Around the world, cities are committed to becoming Zero Waste communities by adopting new principles and changing the way they manage waste. And they are finding that eliminating waste is not only environmentally beneficial but also economically advantageous. The San Francisco Experience In the US, the city of San Francisco, California is leading the charge to become a […]
Utah, Minnesota, and Washington have seen traffic fatalities decline by up to 40%, thanks to campaigns to reduce pedestrian, bicyclist, and motorist deaths to zero. Aptly named “Vision Zero” and modeled by similar programs launched in Sweden, where pedestrian deaths have dropped by more than 50% since the plan was implemented, it’s hoped that these […]
A new exhibit of recycled trash art that has been transformed into uniquely beautiful creature sculptures is opening this week at the San Francisco Zoo.
Reverend Billy and the Church of Stop Shopping were in San Francisco recently; they spoke of a yawning deadly silence surrounding climate change, why it is so very important to engage with one another and loudly address this life threatening issue in public now.
Thousands of people converged upon San Francisco’s waterfront last weekend to partake in another festive Sunday Streets public event, biking, skating, walking and dancing, while safely enjoying miles of car-free roadways.
OlyKraut has just won another Good Food Award, which honors the very best of all the delicious local food products that are produced across our nation. The small company’s delicious sea vegetable and curry ferments took the prize this year.
Yesterday the streets of San Francisco were overflowing with crowds of ecstatic citizens overjoyed with the US Supreme Court’s marriage equality ruling. Enormous rivers of diverse individuals, couples and families flowed onto Market Street and into the Castro District, swirling together into a dense sea of joyous celebratory electricity. It was a truly beautiful sight to behold.
Last month we returned to our beloved Latona Community Garden in San Francisco’s Bayview District for a spring party, which was attended by scores of local families. Years ago my spouse and I helped to transform this former dump, and create this shared neighborhood space, so it was especially gratifying to see that the urban garden is continuing to thrive.

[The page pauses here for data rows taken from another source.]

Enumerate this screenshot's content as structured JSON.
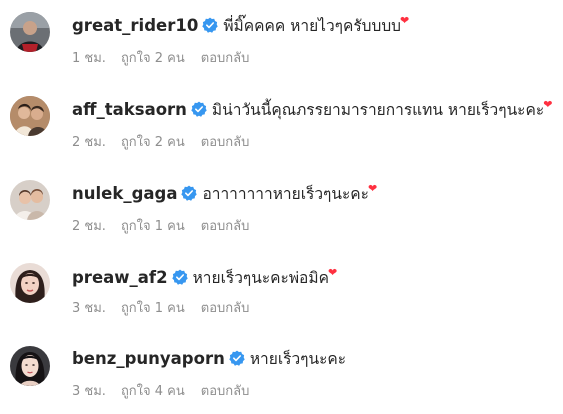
{
  "colors": {
    "text_primary": "#262626",
    "text_secondary": "#8e8e8e",
    "verified_blue": "#3797f0",
    "heart_red": "#ff3040"
  },
  "icons": {
    "verified": "verified-badge-icon",
    "heart": "heart-emoji"
  },
  "comments": [
    {
      "username": "great_rider10",
      "verified": true,
      "text": "พี่มิ๊คคคค หายไวๆครับบบบ",
      "emoji": "❤",
      "time": "1 ชม.",
      "likes": "ถูกใจ 2 คน",
      "reply": "ตอบกลับ"
    },
    {
      "username": "aff_taksaorn",
      "verified": true,
      "text": "มิน่าวันนี้คุณภรรยามารายการแทน หายเร็วๆนะคะ",
      "emoji": "❤",
      "time": "2 ชม.",
      "likes": "ถูกใจ 2 คน",
      "reply": "ตอบกลับ"
    },
    {
      "username": "nulek_gaga",
      "verified": true,
      "text": "อาาาาาาาหายเร็วๆนะคะ",
      "emoji": "❤",
      "time": "2 ชม.",
      "likes": "ถูกใจ 1 คน",
      "reply": "ตอบกลับ"
    },
    {
      "username": "preaw_af2",
      "verified": true,
      "text": "หายเร็วๆนะคะพ่อมิค",
      "emoji": "❤",
      "time": "3 ชม.",
      "likes": "ถูกใจ 1 คน",
      "reply": "ตอบกลับ"
    },
    {
      "username": "benz_punyaporn",
      "verified": true,
      "text": "หายเร็วๆนะคะ",
      "emoji": "",
      "time": "3 ชม.",
      "likes": "ถูกใจ 4 คน",
      "reply": "ตอบกลับ"
    }
  ]
}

There are only two days left to help save one of the Mission District’s most beloved and inspiring institutions, Adobe Books. Only a few more thousand dollars are needed to help keep this vital space from shuttering its doors forever. This shop is a cornerstone of artistic and cultural life in the neighborhood, as well as throughout the entire Bay Area — please don’t let it die.
Tomorrow is the beginning of Kwanzaa, a seven-day celebration of shared values, in which we all strive to become better people and work to build a stronger local community. The holiday has African harvest festival roots; the name is derived from the Swahili phrase “matunda ya kwanza”, meaning “first fruits”, and lasts from December 26th through January 1st. Each new day highlights a different principle upon which we concentrate, such as sustaining our collective Umoja (Unity) and Imani (Faith).

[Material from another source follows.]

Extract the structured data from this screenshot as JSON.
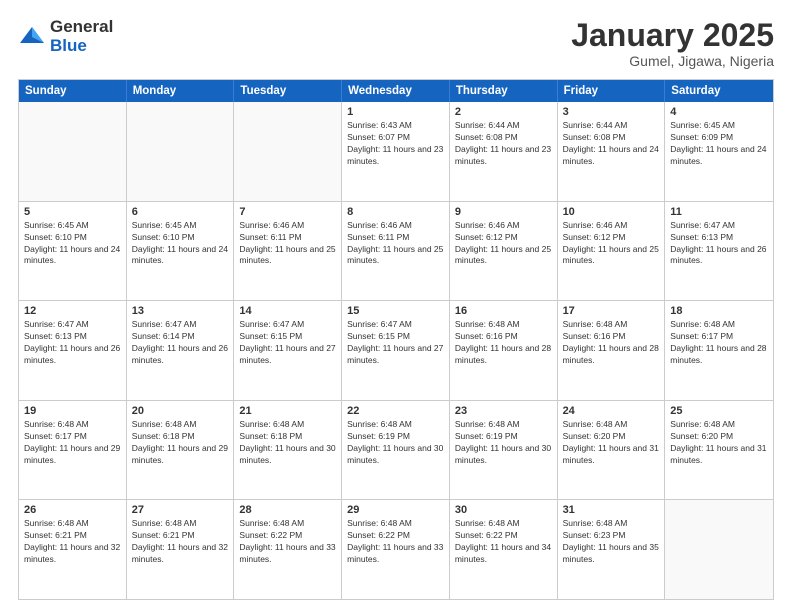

Last week was the twentieth anniversary of Critical Mass, a spontaneous group bike ride that happens on the last Friday of each month. The popular Critical Mass rides began right here in San Francisco, and have already spread to hundreds of different cities across the globe. Now millions of people participate in these fun free events worldwide, temporarily turning our urban streets and thoroughfares into an endless sea of bikes.
One winter morning my friend Margaret gave me this banjo that she had drawn onto a piece of fabric. She handed the drawing to me just after she got into my old blue VW bug, which was parked in front of her apartment on Pierce Street in San Francisco. The year was 1991, and I was giving her a ride to the letterpress studio in Berkeley where we worked once a week.
Part of what makes San Francisco such an attractive (and unfortunately very expensive) place to reside is that it is a beautiful livable city — biking and pedestrian infrastructure improvements over the last decades have helped to positively transform our town into a much more pleasant urban environment. The SF Bicycle Coalition announced recently that, according to the official citywide bicycle count, over the last five years bike ridership has increased a whopping 71%.
Yesterday the sunny streets of San Francisco were swarming with thousands of happy residents during another regular Sunday Streets event. Rivers of happy families filled the car-free avenues, listening to live music, biking, dancing, playing football, skateboarding, walking dogs, socializing with their neighbors, and just soaking up the beautiful spring day.